+++ Exercise data +++

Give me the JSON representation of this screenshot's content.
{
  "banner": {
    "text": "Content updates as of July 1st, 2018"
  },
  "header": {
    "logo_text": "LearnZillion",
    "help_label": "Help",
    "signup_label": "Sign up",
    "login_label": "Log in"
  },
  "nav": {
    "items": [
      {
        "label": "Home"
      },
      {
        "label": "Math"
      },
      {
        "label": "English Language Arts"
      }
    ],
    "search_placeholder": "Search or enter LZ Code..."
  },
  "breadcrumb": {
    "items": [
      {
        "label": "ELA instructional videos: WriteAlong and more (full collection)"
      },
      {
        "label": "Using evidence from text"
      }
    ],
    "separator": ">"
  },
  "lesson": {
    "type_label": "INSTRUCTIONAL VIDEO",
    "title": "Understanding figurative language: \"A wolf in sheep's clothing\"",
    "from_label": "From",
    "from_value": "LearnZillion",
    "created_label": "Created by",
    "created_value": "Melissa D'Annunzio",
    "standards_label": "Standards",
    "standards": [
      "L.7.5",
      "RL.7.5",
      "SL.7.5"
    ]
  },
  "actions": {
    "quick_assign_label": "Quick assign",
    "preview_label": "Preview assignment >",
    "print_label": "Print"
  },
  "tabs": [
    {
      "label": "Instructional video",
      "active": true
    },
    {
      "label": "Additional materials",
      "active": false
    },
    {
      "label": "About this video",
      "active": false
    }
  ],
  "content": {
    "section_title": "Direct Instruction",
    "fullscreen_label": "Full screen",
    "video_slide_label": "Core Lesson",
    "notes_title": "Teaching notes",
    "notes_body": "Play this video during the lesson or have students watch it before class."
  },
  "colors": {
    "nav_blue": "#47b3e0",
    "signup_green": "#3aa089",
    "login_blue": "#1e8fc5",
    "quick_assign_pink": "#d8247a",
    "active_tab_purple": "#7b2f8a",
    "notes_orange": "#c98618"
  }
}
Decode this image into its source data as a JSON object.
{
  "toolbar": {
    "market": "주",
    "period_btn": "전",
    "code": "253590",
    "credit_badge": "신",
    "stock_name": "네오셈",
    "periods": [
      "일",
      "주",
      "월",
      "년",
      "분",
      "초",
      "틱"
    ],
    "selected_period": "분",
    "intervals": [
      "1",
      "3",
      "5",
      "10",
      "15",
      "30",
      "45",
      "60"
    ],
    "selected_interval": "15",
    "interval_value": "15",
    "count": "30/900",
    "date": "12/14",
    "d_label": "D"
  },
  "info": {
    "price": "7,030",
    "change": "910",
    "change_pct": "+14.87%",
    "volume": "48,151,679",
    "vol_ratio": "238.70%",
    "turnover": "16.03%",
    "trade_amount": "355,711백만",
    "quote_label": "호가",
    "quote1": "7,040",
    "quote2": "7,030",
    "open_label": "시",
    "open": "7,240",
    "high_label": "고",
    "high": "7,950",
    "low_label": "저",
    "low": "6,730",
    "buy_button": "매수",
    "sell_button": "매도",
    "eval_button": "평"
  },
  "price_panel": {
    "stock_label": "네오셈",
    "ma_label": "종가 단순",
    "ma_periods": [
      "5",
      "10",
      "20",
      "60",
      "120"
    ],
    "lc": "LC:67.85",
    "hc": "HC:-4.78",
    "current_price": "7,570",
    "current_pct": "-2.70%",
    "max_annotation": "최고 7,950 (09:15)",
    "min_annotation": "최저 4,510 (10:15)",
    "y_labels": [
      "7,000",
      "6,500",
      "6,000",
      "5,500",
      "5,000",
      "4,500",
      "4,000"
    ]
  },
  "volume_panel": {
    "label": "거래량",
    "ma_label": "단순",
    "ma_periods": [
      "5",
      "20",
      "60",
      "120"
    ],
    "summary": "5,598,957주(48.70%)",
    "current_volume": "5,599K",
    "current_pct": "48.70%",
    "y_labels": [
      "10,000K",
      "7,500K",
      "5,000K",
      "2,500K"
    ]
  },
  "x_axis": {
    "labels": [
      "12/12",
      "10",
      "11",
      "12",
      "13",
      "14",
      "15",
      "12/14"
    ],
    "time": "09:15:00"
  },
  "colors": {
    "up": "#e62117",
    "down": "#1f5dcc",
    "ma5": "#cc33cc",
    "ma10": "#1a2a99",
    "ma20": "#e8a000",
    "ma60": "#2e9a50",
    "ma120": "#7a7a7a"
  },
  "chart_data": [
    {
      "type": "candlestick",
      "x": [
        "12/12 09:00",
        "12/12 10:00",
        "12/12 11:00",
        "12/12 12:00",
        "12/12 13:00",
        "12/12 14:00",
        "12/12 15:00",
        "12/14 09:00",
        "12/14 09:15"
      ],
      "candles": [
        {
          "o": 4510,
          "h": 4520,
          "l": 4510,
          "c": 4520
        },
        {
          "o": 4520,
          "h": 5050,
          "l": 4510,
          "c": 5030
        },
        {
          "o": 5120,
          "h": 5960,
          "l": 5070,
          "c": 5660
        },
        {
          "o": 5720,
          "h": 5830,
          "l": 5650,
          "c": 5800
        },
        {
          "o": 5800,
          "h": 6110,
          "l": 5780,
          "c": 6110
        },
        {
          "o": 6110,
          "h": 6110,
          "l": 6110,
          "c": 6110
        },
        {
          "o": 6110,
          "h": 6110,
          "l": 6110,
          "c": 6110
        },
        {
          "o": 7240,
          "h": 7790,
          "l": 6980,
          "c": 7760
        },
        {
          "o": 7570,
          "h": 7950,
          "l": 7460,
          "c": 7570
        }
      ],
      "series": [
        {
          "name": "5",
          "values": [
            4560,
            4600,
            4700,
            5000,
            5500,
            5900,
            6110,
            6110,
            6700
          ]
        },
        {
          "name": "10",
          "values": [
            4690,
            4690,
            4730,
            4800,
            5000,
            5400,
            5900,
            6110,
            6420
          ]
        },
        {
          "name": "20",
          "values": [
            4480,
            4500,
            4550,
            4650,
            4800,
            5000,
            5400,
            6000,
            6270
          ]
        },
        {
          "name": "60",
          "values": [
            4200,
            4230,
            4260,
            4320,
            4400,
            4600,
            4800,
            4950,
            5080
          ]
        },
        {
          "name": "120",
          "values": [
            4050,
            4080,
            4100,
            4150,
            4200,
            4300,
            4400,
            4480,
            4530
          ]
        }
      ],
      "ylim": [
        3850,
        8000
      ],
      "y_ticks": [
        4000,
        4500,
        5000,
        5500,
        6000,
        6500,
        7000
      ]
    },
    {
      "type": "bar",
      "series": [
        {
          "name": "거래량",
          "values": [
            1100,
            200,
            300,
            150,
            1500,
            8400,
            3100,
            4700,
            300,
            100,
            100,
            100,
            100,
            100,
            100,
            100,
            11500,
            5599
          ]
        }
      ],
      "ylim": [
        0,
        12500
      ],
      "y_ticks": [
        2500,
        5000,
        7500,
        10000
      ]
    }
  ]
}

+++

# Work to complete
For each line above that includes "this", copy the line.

# Reply
Give me the JSON representation of this screenshot's content.
      "label": "About this video",
    "notes_body": "Play this video during the lesson or have students watch it before class."
Decode this image into its source data as a JSON object.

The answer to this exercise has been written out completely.